The only VP&S alumnus known to have participated in the Winter Olympics is recent graduate Caroline Park’20, who competed in the 2018 Olympics in South Korea while still a medical student. Park played on the historic unified Korean women’s ice hockey team. She entered VP&S in 2015 and took a leave of absence to train for the Olympics but returned in 2017 to resume her major clinical year with four back-to-back rotations at NewYork-Presbyterian. After completing her rotations, she rejoined the team in South Korea for more training.

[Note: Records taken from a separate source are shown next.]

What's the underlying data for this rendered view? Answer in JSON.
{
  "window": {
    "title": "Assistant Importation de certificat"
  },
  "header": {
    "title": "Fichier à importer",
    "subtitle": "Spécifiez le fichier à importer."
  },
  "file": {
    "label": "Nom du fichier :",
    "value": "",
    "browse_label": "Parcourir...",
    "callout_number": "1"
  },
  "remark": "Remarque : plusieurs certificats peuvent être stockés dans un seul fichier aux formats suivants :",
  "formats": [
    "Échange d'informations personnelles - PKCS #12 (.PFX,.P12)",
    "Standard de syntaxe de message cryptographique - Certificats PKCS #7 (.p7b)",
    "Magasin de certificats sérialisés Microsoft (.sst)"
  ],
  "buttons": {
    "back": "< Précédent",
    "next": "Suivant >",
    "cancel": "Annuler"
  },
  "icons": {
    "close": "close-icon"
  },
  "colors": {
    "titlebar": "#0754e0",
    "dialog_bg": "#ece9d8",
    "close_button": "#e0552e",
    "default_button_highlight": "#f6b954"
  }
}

Another alumnus athlete, John Lattimer’38, who chaired the VP&S Department of Urology from 1955 to 1980, was a track star at Columbia College who won eight metropolitan area Amateur Athletic Union hurdling championships and set a record as a decathlon champion. He won the 50-yard dash at the Millrose Games, an indoor track and field meet held in New York City each year since 1914. During his military service he won the 200-meter hurdles for the 7th U.S. Army at the GI Olympics in Germany. After his death, Lattimer’s daughter found a letter inviting him to the 1936 Olympics in Berlin, an invitation he may have turned down to continue his studies at VP&S.